* **WHAT NEEDS TO BE DONE**:
Please repeat each of the records that follow, exactly as written.

SUPPLIED RECORDS START

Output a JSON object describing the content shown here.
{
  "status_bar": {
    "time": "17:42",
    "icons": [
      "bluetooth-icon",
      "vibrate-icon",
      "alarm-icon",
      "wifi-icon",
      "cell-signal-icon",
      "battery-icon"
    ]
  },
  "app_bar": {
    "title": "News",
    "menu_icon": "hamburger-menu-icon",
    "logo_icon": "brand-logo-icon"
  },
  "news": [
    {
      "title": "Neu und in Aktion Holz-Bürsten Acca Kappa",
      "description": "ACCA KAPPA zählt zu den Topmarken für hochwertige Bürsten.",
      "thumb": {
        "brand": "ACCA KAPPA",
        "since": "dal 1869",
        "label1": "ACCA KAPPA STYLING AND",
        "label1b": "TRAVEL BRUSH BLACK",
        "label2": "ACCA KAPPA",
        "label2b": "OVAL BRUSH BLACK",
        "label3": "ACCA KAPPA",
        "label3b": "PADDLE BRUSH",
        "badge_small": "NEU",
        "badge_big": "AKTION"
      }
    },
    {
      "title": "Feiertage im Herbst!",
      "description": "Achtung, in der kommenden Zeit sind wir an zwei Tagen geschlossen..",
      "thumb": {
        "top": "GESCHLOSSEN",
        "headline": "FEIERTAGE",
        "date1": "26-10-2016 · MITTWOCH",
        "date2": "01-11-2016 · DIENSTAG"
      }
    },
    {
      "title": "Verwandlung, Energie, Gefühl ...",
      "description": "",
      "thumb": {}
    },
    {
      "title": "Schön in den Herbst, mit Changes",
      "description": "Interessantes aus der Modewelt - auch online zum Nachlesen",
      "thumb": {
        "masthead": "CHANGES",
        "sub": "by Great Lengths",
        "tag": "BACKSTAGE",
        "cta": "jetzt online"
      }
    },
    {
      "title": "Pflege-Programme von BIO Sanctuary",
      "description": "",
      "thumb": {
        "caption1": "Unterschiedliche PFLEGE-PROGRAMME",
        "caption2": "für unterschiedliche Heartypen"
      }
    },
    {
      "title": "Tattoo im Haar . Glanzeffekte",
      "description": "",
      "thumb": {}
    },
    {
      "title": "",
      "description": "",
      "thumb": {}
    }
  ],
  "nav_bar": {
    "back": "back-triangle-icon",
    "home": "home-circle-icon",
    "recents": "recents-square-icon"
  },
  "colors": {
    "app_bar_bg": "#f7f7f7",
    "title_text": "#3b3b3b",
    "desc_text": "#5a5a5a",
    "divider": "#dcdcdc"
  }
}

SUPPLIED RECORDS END

* **OUTPUT**:
Output a JSON object describing the content shown here.
{
  "status_bar": {
    "time": "17:42",
    "icons": [
      "bluetooth-icon",
      "vibrate-icon",
      "alarm-icon",
      "wifi-icon",
      "cell-signal-icon",
      "battery-icon"
    ]
  },
  "app_bar": {
    "title": "News",
    "menu_icon": "hamburger-menu-icon",
    "logo_icon": "brand-logo-icon"
  },
  "news": [
    {
      "title": "Neu und in Aktion Holz-Bürsten Acca Kappa",
      "description": "ACCA KAPPA zählt zu den Topmarken für hochwertige Bürsten.",
      "thumb": {
        "brand": "ACCA KAPPA",
        "since": "dal 1869",
        "label1": "ACCA KAPPA STYLING AND",
        "label1b": "TRAVEL BRUSH BLACK",
        "label2": "ACCA KAPPA",
        "label2b": "OVAL BRUSH BLACK",
        "label3": "ACCA KAPPA",
        "label3b": "PADDLE BRUSH",
        "badge_small": "NEU",
        "badge_big": "AKTION"
      }
    },
    {
      "title": "Feiertage im Herbst!",
      "description": "Achtung, in der kommenden Zeit sind wir an zwei Tagen geschlossen..",
      "thumb": {
        "top": "GESCHLOSSEN",
        "headline": "FEIERTAGE",
        "date1": "26-10-2016 · MITTWOCH",
        "date2": "01-11-2016 · DIENSTAG"
      }
    },
    {
      "title": "Verwandlung, Energie, Gefühl ...",
      "description": "",
      "thumb": {}
    },
    {
      "title": "Schön in den Herbst, mit Changes",
      "description": "Interessantes aus der Modewelt - auch online zum Nachlesen",
      "thumb": {
        "masthead": "CHANGES",
        "sub": "by Great Lengths",
        "tag": "BACKSTAGE",
        "cta": "jetzt online"
      }
    },
    {
      "title": "Pflege-Programme von BIO Sanctuary",
      "description": "",
      "thumb": {
        "caption1": "Unterschiedliche PFLEGE-PROGRAMME",
        "caption2": "für unterschiedliche Heartypen"
      }
    },
    {
      "title": "Tattoo im Haar . Glanzeffekte",
      "description": "",
      "thumb": {}
    },
    {
      "title": "",
      "description": "",
      "thumb": {}
    }
  ],
  "nav_bar": {
    "back": "back-triangle-icon",
    "home": "home-circle-icon",
    "recents": "recents-square-icon"
  },
  "colors": {
    "app_bar_bg": "#f7f7f7",
    "title_text": "#3b3b3b",
    "desc_text": "#5a5a5a",
    "divider": "#dcdcdc"
  }
}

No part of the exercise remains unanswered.